How Programmatic Will Change the Brand-Agency Relationship

May 15, 2017 — by Parker Noren

This byline by Parker Noren, Senior Director, Programmatic Strategy & Optimization, originally appears in CommPRO.Biz. 

Ten years after its birth, programmatic advertising is in its awkward teenage years. The existing technology has allowed those who have fully embraced its capabilities to build relationships with their consumers in ways previously inaccessible. But, we need to look forward to see when programmatic will fully deliver its value for all brands. Programmatic allows us to achieve greater brand growth as the result of algorithm-driven optimization and a better understanding of the consumer—all accomplished with less manpower due to automation.

Technology improvements will play a critical role in making this value more accessible. Algorithms will get smarter and more independent from human guidance. More touchpoints will become addressable as we’ve seen with channels like out-of-home. And, we will get to full integration of what today are considered separate but connected silos (e.g. DMP and DSP). Yet, what’s potentially more interesting is how the improvements in technology will influence the roles of brand and agency in advertising execution. Brand marketers will take direct control of the execution of their advertising dollars, while media agencies will need to find new avenues to prove value.

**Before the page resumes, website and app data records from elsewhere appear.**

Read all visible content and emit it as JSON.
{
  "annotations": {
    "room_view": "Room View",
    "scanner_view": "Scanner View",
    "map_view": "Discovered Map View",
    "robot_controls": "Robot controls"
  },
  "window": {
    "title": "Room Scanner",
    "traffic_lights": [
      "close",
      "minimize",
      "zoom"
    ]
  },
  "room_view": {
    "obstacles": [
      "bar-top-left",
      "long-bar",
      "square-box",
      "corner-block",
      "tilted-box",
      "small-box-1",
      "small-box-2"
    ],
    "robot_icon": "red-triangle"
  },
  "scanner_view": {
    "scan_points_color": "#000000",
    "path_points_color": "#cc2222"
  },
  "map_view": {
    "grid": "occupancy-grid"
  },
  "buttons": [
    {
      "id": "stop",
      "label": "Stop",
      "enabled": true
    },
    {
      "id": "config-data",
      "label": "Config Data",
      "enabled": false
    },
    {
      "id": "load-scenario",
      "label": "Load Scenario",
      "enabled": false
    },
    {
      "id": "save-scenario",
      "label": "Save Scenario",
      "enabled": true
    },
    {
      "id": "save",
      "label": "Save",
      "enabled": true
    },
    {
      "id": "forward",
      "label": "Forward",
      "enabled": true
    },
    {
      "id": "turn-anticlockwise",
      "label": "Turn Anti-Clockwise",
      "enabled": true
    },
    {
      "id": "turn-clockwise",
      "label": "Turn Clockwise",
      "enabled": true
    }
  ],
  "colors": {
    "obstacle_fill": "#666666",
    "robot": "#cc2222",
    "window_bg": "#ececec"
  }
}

Some brands are already there, especially those with a heavy e-commerce presence where the benefits of direct control were most obvious from the start. But, for many brands, the marketer is still far removed from actual execution. The disconnect was necessary (and still is in linear channels) because of the heavy lifting and knowledge required to execute an ad buy. As we look forward, tactical skills specialization will no longer be needed to execute media to the degree necessary in the past or even today. Scalable technology will fulfill this role, and the job of a campaign planner/manager will shift towards campaign definition and strategy.

The move in this direction—enabled through technology—will reshape roles, activation strategy and success criteria:

  • Media agency as a strategy agency.

Agencies will largely pivot from value provided in execution manpower and knowledge to value as a strategic adviser. They’ll consult their clients on how to form the proper tech stack for their business needs and push them to update their approach to campaign definition so those capabilities can better be leveraged. This includes helping the brand reform channel- and product-based budgeting systems to focus purely on the relationship with the consumer.

  • Greater connective tissue between marketing strategy and advertising execution.

With marketers directly involved in execution, brands will gain ownership of a holistic view of their data and begin to develop a feedback loop between marketing strategy and advertising execution. This will produce more purposeful approaches to campaign definition, supply curation and consumer targeting better aligned with the marketer’s ingoing strategic intent.

  • Heightened pressure on marketers to demonstrate real performance.

Those easy, unsophisticated (“spend the budget”) dollars will all move towards accountability in true business outcomes. The move will be spurred by greater ease of accessibility to sophisticated measurement approaches, marketers having direct transparency and control of how budgets are spent, and the overall trend towards marketing as an accountable revenue center.

For more insights on programmatic’s past, present and future, check out our #10Then10Ahead Content Hub!